SponsorshipSpanish Government; Andalusian Government (Fondos FEDER) ES-2016-078667 PSI2015-65502-C2-1-P A.CTS.111.UGR18 PGC2018-093786-B-I00 PSI201565502-C2-2-P
Although grit is predictive of wellbeing, educational achievement, and success in life, it has been conceptualized as largely distinct from cognitive ability. The present study investigated the link between grit and executive functions since regulation abilities might underlie the expression of grit. A hundred thirty-four people were administered personality questionnaires (grit, impulsiveness, and mindfulness) and four experimental tasks tapping into Miyake’s and Braver’s models of executive functioning (including measures of flexibility, inhibition, working memory, and control mode dimensions). Multivariate analyses showed that two composite scores (trait and executive functioning) were reliably predictive of grit, although it was the trait composite (characterized by low impulsivity and high mindfulness) that explained more variance. Importantly, gritty participants did not demonstrate enhanced executive functioning. Instead, they exhibited a different pattern of performance that might be reflecting a cautious profile of control, characterized by paying attention to all available information, less reliance on previous contextual cues but sensitive to conflicting information of the current context.
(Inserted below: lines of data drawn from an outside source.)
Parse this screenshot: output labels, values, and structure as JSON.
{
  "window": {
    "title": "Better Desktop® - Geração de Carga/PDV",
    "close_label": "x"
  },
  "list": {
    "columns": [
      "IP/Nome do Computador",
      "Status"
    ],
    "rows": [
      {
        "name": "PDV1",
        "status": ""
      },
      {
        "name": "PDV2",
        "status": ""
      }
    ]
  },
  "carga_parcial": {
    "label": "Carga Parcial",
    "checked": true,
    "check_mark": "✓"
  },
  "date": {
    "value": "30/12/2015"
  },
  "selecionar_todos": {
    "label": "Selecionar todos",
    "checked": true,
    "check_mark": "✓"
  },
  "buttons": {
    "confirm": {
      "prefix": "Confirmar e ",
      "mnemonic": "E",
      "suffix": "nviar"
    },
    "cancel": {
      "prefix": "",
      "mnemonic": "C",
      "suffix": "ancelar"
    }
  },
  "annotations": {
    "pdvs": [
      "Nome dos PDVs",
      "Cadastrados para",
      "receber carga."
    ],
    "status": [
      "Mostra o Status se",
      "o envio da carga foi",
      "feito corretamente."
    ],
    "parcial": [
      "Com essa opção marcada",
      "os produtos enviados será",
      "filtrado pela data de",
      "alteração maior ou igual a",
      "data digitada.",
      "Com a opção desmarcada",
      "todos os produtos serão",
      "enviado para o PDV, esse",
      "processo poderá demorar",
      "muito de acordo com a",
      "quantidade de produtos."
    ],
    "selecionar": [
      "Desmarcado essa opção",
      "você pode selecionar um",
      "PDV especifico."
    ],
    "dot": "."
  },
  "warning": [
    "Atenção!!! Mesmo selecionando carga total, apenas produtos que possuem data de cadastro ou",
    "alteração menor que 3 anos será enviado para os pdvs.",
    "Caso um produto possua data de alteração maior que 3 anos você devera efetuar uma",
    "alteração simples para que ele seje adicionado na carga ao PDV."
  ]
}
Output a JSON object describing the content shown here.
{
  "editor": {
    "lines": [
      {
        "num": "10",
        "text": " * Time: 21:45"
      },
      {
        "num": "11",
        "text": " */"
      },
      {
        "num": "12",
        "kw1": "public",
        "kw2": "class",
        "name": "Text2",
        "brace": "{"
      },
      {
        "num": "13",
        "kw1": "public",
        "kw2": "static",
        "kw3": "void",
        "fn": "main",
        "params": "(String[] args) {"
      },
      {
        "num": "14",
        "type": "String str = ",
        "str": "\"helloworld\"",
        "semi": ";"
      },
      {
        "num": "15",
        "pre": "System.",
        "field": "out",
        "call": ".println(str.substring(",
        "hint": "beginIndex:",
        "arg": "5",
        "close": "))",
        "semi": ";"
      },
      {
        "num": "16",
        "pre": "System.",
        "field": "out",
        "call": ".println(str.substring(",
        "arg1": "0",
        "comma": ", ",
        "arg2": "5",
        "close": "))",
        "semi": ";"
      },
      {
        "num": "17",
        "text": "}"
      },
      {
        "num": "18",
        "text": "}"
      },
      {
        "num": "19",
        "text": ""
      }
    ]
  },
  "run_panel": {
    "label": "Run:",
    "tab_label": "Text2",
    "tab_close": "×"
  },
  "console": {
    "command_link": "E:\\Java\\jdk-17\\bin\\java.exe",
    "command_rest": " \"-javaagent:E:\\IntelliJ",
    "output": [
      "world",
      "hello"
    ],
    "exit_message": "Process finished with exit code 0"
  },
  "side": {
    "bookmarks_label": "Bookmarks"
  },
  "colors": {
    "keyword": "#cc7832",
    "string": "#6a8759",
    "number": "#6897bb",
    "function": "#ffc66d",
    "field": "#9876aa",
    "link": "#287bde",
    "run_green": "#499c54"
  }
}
These findings converge with Duckworth’s idea that high grit people do not necessarily have a greater cognitive capacity. Rather, they use it in a different way.